Labor used to say John Howard had a shameful nostalgia for the 1950s. The ALP is sentimental, too. But Labor's nostalgia is entirely about itself.
That's the lesson from two recent books: Politics with Purpose by former finance minister Lindsay Tanner and Speechless: A Year in my Father's Business by James Button (a former Age journalistand son of John Button, a minister in the Hawke and Keating governments).
Tanner writes of the end of ''labourism'', a pragmatic, union-centred philosophy that dominated the 20th century. Labourism had broad community appeal. Labourism, Tanner argues, is gone now.
Button writes of his failure to recapture what drew his father to the ALP: a world of political combat and idealism and Trades Hall.
Labor's soul-searching about whether the party has values, a base, a purpose, is essentially about the past. It's odd for a progressive party to be so weighed down by its own sense of history. Yet it is. Just before Gough Whitlam staked his own claim to Labor mythology, he, too, was rueing the ALP's decline. Even in the 1890s there were Labor people certain that their movement had abandoned its earlier principles.
You can understand why. The Light on the Hill, the Tree of Knowledge, the turn-of-the-century strikes — how could anybody live up to these poetic legends? They've been so built up they're weaknesses, not strengths.
Liberals fret about their history, too. Malcolm Fraser's ghost haunted the Howard years. No Coalition government wants to squib market reform like the Fraser government did.
Neither major party looks as it did half a century ago. They're no longer ''mass'' parties at all. Membership is shrinking. Branches are closing. Nearly 200,000 people were members of the Liberal Party in 1950. It's now less than half of that. Across the aisle, the 2010 review by John Faulkner, Bob Carr and Steve Bracks showed Labor membership had declined by a quarter since the 2007 election.
Only about 1 per cent of Australians are members of any party. Labor feels the pain strongest. It thinks of itself as a movement. A movement without people isn't very impressive.
The conservatives are more stoic about their shrinking membership. A review by Peter Reith on Liberal Party reform was produced with much less fanfare than the Faulkner-Carr-Bracks attempt.
But both reviews came up with the same ideas. Parties have to give the rank and file more influence over policy. They should experiment with American-style primary elections.
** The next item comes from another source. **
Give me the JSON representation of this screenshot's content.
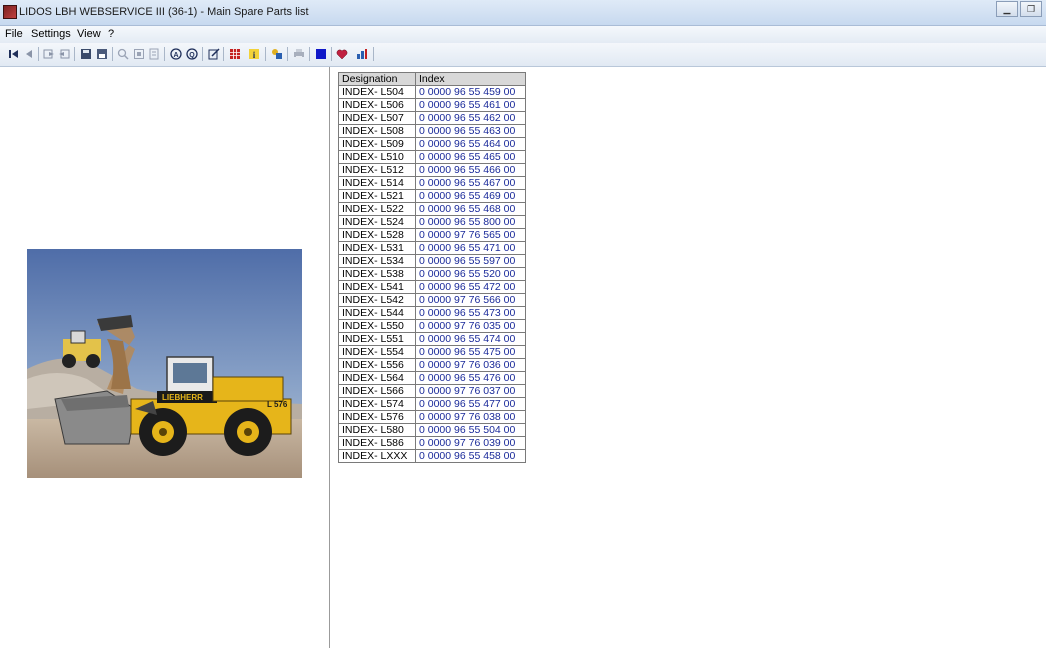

In his book, Tanner proposed expanding the ALP's national conference to accommodate some of the lowly branch members.
Many people claim primaries will counter the rising power of party machines. Yet those machines have probably never been less powerful than now. In recent leadership ballots the ALP factions have split every which way. No longer is Australian politics controlled by anonymous warlords. The faceless men are now publicity hounds. They run internal campaigns on Sky News. They taunt their opponents on Twitter.
It isn't lost values or machine politics or a desire for empowerment behind the decline of the mass-member party. It's that the mass party doesn't make a lot of sense.
In the 1950s, Australians didn't have much choice: if they were interested in politics they would have to go to a local branch meeting. We are better off. We can watch Lateline and 24-hour news and argue forever on the internet. For political types, party gatherings were once the best entertainment around. Now, surely, they are the worst.
Parties are vehicles to shepherd politicians into seats and form governments. Why do they also have to be debating societies, ideas factories, or social movements?
But there's a deeper issue. Sectarianism is passe. Choosing a political identity is not a matter of picking one side or another side. We prefer to join lots of causes rather than one team. We tend to take bits and pieces from everywhere, and resent parties that fail to live up to our highly specific preferences. This is healthy — Australia is a nation of individuals, not tribes — but it is a hostile environment for a mass political party.
When federal Transport Minister Anthony Albanese said earlier this year he just wanted to ''fight Tories'' it struck a weird note. There is nobody who thinks of Australia in such sectarian terms — nobody outside the tiny, declining fraction of the population who are party members. But that's the dead-end of political nostalgia. Pity those who still think like that.